RALEIGH, N.C. — Common Cause North Carolina has asked the North Carolina Supreme Court to dismiss Republican lawmakers’ frivolous attempt to reverse prior redistricting decisions solely due to a change in the composition of the court’s political makeup.
“By Legislative Defendant [Tim] Moore’s own admission, rehearing is needed because ‘[t]he people of North Carolina sent a message election day’ rejecting the decisions of the ‘outgoing majority,’” the Monday filing states. “But the interpretation of our state’s constitution does not and should not oscillate with the changing composition of the Court. The Petition is therefore motivated by improper purpose and grossly lacking in the requirements of propriety.”
In their recent requests to overturn Harper v. Hall — a case brought by Common Cause North Carolina, represented by Southern Coalition for Social Justice and co-counsel Hogan Lovells, after lawmakers gerrymandered legislative and Congressional maps to give Republicans an edge at the disproportional expense of Black voters — legislators ask for the ability to return to redistricting “unencumbered” by previous decisions that set constitutional limits on partisan gerrymandering. That petition also asks the court to overturn a February 2022 decision from the case, despite no petition having been filed relating to it for the better part of a year now.
“Speaker Moore and President Pro Tem Berger believe our state Supreme Court should rubber stamp the legislature’s unconstitutional abuse of power — putting political gain over the people,” said Bob Phillips, executive director of Common Cause North Carolina. “These leaders ought to know better, since both Moore and Berger themselves once called for independent redistricting reform to repair a broken process.
“Their petition is nothing more than a cynical attack on judicial independence, our state’s Constitution, and North Carolinians’ long-held freedoms. Legislative leaders must put people over politics and end their obsession with rigging our voting districts.”
A difference of opinion among Justices on the court is not grounds for a rehearing, according to Common Cause’s motion, especially in a case like Harper, where all facts and legal arguments have been accounted for.
“It’s clear both in the petition they filed and in their public comments that Legislative Defendants in this case are proceeding improperly in asking this court to rehear Harper,” said Hilary Harris Klein, Senior Counsel for Voting Rights at Southern Coalition for Social Justice. “Their move is politically-motivated, untimely and without a basis in law, and therefore a dismissal of the Petition outright is warranted.”
The high court has 30 days to respond to lawmakers’ initial petition for rehearing, which was filed January 20, 2023.
“We will continue to fight for all voters in the state of North Carolina to ensure they have an equal opportunity to elect their representatives and we stand with our co-counsel at the Southern Coalition for Social Justice in support of the decision of the North Carolina Supreme Court finding that corrosive political gerrymandering is unconstitutional,” said Tom Boer, partner at Hogan Lovells. “There is no basis to revisit that holding.”

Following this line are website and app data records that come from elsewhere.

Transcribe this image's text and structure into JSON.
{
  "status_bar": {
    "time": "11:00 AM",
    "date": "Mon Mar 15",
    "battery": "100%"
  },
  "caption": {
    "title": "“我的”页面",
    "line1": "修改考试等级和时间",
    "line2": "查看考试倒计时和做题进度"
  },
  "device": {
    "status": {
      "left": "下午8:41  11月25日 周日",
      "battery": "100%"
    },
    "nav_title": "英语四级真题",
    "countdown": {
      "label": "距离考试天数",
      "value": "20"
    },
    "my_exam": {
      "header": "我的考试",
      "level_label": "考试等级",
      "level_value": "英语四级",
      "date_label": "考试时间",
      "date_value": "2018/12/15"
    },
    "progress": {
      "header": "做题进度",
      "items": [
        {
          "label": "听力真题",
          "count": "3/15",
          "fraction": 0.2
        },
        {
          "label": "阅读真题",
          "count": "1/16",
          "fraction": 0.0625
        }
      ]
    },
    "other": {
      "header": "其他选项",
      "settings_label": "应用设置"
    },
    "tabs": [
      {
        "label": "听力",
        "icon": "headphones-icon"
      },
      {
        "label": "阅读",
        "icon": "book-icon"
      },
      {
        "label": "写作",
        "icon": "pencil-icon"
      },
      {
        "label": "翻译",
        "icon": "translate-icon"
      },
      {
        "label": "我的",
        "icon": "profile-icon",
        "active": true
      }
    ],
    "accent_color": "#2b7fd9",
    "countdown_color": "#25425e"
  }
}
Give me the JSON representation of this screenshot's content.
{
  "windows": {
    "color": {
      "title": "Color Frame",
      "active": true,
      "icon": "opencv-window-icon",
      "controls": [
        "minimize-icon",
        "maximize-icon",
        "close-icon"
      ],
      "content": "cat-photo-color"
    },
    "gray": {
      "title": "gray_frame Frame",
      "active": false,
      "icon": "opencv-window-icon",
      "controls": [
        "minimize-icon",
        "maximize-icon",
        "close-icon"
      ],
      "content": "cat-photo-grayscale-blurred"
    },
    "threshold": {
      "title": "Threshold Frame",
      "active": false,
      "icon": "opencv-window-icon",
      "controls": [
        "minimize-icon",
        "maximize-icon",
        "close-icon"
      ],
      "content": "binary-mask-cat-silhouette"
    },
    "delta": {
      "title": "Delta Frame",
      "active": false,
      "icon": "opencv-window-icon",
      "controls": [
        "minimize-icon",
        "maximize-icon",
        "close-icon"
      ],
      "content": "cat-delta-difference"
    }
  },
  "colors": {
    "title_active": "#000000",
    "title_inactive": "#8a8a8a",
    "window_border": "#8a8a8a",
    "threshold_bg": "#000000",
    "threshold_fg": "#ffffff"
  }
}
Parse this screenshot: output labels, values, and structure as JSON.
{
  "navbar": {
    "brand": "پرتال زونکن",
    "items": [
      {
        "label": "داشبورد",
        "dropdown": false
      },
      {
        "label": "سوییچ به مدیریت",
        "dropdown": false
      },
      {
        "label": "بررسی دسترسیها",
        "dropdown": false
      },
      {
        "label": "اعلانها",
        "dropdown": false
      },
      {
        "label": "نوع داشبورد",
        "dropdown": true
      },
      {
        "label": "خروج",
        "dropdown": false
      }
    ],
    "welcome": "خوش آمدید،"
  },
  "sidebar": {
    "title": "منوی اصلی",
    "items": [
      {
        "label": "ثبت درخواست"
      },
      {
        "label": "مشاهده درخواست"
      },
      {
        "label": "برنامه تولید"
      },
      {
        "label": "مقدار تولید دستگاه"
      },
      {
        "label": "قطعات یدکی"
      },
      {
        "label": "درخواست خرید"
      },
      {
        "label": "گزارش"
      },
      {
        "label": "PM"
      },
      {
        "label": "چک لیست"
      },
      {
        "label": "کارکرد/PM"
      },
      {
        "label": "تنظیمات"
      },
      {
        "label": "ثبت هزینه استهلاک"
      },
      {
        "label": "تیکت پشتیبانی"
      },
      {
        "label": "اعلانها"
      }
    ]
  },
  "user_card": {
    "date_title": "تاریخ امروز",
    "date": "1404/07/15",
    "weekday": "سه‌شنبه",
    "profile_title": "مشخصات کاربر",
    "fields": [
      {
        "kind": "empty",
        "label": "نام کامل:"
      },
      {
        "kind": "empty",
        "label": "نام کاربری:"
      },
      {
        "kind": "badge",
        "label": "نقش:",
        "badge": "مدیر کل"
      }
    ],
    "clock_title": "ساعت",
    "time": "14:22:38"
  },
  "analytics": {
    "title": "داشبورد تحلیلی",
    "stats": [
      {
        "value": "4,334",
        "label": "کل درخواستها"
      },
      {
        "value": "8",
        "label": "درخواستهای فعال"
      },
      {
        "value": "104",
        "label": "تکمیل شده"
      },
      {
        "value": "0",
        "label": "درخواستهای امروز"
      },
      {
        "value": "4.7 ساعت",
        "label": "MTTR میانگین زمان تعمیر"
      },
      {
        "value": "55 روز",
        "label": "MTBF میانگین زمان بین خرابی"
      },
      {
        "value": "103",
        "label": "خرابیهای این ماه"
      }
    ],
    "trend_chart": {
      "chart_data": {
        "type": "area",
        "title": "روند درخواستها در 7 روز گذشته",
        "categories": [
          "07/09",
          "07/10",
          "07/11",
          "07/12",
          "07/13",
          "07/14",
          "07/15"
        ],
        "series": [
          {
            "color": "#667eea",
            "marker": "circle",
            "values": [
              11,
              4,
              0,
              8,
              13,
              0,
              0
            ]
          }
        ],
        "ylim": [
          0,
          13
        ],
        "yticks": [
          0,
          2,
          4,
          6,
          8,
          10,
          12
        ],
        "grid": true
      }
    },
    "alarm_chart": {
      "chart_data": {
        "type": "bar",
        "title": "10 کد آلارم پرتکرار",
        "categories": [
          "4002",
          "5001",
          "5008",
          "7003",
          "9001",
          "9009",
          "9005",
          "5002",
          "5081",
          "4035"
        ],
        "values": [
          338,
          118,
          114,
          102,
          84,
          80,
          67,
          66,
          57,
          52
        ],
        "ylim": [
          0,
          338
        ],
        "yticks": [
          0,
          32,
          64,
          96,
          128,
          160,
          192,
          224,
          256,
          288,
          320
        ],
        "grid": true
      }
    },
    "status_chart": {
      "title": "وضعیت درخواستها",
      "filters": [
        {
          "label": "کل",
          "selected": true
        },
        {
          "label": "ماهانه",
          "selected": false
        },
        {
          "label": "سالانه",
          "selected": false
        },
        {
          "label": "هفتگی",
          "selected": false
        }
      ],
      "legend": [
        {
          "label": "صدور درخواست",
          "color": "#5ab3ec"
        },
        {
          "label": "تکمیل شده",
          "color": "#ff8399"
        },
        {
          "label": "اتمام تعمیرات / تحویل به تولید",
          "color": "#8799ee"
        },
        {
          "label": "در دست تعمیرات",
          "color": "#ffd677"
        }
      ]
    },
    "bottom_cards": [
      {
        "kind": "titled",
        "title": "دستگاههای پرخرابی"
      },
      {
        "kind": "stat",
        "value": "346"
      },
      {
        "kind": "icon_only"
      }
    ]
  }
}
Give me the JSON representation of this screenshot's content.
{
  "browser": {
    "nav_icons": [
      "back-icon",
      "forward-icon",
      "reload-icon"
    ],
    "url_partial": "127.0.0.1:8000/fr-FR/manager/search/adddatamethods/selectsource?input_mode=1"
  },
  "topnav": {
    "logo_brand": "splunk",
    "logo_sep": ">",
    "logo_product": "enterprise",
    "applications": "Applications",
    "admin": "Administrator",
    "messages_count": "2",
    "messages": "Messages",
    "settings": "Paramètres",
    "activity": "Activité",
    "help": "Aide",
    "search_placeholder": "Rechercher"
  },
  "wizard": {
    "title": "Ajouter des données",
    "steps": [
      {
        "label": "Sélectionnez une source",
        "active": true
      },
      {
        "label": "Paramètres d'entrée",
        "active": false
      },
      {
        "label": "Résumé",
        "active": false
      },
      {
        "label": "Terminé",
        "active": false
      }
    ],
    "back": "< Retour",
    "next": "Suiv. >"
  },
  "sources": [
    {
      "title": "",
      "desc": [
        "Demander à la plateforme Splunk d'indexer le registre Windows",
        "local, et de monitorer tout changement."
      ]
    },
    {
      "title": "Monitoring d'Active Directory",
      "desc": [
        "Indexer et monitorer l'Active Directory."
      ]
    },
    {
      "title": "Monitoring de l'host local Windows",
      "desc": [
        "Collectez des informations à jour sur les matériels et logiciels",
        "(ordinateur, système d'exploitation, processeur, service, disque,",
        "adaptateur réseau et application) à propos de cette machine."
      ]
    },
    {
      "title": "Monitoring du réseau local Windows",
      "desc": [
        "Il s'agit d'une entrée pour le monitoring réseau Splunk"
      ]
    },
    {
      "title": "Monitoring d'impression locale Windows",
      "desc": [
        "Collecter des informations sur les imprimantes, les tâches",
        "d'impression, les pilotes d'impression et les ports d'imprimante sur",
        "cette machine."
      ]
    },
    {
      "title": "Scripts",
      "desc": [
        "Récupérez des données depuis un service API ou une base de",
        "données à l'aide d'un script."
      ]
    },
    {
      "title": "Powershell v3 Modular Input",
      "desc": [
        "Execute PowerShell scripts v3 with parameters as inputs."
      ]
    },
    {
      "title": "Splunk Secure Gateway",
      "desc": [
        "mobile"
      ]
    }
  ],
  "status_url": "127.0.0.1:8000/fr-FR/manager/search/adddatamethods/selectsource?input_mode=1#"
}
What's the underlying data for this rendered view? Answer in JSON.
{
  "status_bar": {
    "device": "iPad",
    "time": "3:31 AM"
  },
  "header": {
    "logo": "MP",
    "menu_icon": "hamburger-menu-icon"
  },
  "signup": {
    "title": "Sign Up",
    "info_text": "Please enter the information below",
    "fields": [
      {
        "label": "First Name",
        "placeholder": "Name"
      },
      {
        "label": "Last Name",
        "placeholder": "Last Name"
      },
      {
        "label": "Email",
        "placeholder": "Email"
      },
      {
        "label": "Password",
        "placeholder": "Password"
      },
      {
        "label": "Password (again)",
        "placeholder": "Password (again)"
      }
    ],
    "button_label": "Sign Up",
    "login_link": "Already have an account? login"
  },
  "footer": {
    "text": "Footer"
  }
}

The Southern Coalition for Social Justice, founded in 2007, partners with communities of color and economically disadvantaged communities in the South to defend and advance their political, social, and economic rights through the combination of legal advocacy, research, organizing, and communications. Learn more at southerncoalition.org and follow our work on Twitter, Facebook, and Instagram.
Common Cause North Carolina is a nonpartisan grassroots organization dedicated to upholding the core values of American democracy. We work to create open, honest and accountable government that serves the public interest; promote equal rights, opportunity and representation for all; and empower all people to make their voices heard in the political process.